Coming Back After Sickness Or Injury: Getting Over The Fitness Hump
Awhile back, I wrote about not coming back too soon from injury or sickness. Making sure you are fulling recovered is essential to not making things a lot worse on your mind and body as it relates to your personal life and life on the trail.
But what about when you are all healed up and ready to get back out there?
That first ride back is tough. The amount of fitness you are used to your body producing is now gone. What you are left with is a shell of what you used to be as you struggle to claw and scratch your way back to your former glory. For every rider, this bar that has to be reached is different…but the process is the same struggle as you try to recoup the time lost spinning the cranks.
Getting Over The Fitness Hump
I wish I had some great insider secret that I could give that drastically reduced the pain and effort required to get back to that fitness level you are trying to achieve, but the reality is that there is no magic pill.
Coming off of my last sickness, I have been dealing with 2 months of being sick and not feeling good on the bike.
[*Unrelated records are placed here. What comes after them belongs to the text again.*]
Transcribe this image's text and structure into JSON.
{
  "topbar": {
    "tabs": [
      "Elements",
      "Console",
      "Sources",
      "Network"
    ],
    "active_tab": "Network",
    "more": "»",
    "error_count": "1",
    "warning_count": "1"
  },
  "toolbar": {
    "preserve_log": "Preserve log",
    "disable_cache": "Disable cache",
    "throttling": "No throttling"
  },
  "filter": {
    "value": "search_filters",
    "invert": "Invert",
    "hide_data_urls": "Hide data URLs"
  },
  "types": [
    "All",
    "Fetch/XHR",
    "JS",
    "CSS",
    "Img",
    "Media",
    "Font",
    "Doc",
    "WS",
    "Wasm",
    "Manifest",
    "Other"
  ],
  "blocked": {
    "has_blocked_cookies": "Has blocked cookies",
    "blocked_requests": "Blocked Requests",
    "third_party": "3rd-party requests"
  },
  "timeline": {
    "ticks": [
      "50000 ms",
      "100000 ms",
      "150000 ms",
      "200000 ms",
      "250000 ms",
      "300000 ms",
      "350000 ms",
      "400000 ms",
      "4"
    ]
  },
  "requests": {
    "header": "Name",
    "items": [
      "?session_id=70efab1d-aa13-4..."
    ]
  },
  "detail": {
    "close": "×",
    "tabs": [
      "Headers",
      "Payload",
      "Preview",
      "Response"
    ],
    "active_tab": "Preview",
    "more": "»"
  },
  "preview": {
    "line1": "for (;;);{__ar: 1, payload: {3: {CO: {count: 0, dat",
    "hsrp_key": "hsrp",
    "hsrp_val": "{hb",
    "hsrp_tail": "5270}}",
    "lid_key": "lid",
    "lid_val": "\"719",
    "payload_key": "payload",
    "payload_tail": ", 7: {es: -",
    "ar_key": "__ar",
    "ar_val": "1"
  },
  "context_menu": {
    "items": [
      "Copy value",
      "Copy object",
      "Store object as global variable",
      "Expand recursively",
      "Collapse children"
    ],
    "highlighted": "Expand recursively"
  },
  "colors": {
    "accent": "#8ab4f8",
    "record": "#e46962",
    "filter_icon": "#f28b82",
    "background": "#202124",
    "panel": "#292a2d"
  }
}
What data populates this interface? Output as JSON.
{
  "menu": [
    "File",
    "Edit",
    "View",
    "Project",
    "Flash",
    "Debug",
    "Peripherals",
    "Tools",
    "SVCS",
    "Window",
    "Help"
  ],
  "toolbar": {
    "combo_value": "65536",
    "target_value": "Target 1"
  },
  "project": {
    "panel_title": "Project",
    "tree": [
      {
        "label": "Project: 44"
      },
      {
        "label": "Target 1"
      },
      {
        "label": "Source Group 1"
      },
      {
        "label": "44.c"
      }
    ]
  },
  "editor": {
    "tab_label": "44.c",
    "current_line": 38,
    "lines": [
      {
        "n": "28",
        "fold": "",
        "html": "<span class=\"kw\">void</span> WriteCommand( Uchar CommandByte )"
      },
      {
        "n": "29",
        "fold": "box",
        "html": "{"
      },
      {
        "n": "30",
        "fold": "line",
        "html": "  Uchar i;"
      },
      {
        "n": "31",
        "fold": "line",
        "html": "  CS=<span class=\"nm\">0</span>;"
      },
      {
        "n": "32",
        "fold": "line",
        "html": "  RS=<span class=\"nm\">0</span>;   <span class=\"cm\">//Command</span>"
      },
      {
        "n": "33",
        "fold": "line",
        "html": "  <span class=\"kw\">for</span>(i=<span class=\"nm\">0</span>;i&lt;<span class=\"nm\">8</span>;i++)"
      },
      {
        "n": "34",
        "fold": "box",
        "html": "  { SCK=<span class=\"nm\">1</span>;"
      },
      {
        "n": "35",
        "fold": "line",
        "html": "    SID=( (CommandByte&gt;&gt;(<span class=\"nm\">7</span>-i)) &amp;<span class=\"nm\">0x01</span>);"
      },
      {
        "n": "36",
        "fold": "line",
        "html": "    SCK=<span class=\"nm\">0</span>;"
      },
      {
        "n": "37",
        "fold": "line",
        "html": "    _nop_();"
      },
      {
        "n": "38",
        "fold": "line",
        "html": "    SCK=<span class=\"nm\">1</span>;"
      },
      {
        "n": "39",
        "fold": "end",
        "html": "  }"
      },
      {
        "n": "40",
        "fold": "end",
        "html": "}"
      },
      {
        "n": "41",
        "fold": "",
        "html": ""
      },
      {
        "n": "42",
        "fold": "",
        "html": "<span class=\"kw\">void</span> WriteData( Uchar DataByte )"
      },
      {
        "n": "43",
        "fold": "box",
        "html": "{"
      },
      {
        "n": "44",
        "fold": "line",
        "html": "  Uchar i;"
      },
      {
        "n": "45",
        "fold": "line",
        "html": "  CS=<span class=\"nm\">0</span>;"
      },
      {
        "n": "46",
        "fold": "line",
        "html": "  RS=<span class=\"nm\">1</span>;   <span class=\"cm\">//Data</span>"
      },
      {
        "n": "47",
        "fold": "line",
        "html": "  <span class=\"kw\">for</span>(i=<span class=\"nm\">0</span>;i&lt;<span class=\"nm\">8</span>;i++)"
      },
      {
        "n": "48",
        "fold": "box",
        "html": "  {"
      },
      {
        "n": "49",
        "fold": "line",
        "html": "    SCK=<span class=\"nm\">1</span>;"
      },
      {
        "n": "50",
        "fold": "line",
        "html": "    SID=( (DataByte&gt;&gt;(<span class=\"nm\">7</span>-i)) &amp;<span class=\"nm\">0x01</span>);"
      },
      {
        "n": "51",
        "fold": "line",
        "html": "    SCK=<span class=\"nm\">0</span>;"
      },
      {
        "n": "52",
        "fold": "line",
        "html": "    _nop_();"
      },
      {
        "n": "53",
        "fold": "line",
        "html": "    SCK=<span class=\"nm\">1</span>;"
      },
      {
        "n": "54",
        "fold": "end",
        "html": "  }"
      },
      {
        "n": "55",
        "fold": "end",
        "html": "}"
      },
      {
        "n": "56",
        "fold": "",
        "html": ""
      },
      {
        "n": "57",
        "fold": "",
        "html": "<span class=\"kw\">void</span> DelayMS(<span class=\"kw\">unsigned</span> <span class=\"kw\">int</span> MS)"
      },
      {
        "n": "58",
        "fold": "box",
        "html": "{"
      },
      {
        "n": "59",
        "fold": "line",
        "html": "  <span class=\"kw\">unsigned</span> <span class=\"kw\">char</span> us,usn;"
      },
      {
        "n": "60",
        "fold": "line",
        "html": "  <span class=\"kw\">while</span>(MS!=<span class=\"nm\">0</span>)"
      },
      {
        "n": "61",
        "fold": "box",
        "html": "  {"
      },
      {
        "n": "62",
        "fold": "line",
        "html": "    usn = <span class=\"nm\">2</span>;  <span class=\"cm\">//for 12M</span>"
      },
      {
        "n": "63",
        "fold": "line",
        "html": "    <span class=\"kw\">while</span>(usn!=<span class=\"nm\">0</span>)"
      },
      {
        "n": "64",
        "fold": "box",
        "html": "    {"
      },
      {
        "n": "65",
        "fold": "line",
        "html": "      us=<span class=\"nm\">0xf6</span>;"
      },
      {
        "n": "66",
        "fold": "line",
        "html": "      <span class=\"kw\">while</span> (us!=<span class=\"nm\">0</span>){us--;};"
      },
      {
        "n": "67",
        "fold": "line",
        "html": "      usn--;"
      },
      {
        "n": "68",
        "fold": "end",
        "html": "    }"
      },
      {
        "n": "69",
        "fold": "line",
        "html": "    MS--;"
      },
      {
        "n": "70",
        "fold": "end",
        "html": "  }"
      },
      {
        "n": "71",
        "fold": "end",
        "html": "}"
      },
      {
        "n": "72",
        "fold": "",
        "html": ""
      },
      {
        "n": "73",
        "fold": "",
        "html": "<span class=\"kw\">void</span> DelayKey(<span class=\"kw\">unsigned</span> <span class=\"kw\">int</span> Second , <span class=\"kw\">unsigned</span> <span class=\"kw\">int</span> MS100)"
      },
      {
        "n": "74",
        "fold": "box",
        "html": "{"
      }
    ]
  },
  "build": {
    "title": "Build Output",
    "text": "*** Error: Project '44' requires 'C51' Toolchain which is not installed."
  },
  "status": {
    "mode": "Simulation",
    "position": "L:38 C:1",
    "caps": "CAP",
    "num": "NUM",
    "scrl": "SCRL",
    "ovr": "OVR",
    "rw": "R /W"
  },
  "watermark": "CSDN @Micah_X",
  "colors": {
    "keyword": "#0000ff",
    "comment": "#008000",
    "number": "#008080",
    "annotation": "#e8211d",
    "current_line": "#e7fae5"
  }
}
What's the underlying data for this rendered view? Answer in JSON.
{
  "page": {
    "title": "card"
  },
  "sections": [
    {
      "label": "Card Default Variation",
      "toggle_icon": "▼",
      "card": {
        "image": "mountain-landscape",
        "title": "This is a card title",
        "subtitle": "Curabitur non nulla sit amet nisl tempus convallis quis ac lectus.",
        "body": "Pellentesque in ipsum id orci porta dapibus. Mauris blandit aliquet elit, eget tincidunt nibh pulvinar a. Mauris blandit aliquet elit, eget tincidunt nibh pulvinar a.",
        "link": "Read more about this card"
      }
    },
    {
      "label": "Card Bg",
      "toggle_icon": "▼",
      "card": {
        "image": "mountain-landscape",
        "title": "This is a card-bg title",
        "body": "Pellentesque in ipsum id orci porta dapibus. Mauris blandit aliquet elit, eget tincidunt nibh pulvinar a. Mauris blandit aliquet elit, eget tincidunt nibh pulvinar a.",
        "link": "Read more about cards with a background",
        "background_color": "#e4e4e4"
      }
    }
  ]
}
This past holiday weekend, I decided to bite the bullet and get myself back to where I once was. I knew it was going to hurt…I knew I wasn’t going to like it…but I also knew if I didn’t do it I would keep on getting frustrated on the bike.
So what do you have to do?
You have to force yourself to be in pain a little bit.
This past weekend was planned with two rides. A long death march in the mountains on dirt Saturday (the group planned 30 miles) and then a 4th of July road ride we do every year the following Monday (a fast 52 mile route with some serious motors). Saturday was my day…the day I was going to finally get past the fitness hump that I have been battling ever since the sickness left my lungs.
The trick is simple. You have to take yourself to the point that your body wants to quit…and keep on riding.
The section of trail we hit is split into 3 sections (Pinhoti’s in north Georgia). After section 2, I could already tell the at my fitness level was starting to deteriorate. Section 3 is known for zapping the fitness straight out of fit riders, so it was going to be a struggle at best. Half way through, my body hit that limit. No cramps…no pain…just no power.
Instead of turning back and calling it a day, I pushed on. By focusing on pedal strokes and trying to keep things slow and smooth, I was able to keep the bike rolling forward through the mountains without too much un-comfort. This was slower than usual…but it was still moving and not giving up. While trying to keep my mental health in check (you know…that voice that says, “what the hell are you doing?!”), I tackled each 50 foot section of trail at a time and made sure I was managing water and nutrition correctly.
By the end of the 20 mile ride in the mountains, I was completely cooked, out of water and back at the car. It took much longer than it has in the past, but I was roughly 5 miles longer than my body really wanted to go without too much trouble. The soft spinning, power management and food intake worked even if I felt like I was moving at a rate that even trailside turtles could pass me.
So what happened on Monday after my slow but steady push on Saturday?
Power and endurance.
Monday felt incredible for the first time in months. The power was back in my legs, my lungs were using the oxygen provided and finally I felt like my old self (prior to getting sick) on the bike. The ride on Saturday combined with a day off in between brought my body back to where I am used to riding.
I don’t know why it works…It just does…
We all go through this at some point in time in our riding. It could be sickness, injury or just life getting in the way, but that period of time on the bike takes a little bit out of our fitness. Sometimes it is a lot…and other times it is a quick, small amount. I don’t have the specific reasons why pushing yourself slightly past the breaking point works, but…in my experience over the years…it just does.
If you are struggling to get back to a fitness level that you are used to and you are starting to get extremely frustrated, pick one ride and get it done. You will be surprised at the results. Just remember…don’t get on too early. Make sure you are physically ready before turning on mind over matter.
Once you are there…keep the cranks moving.
What do you think?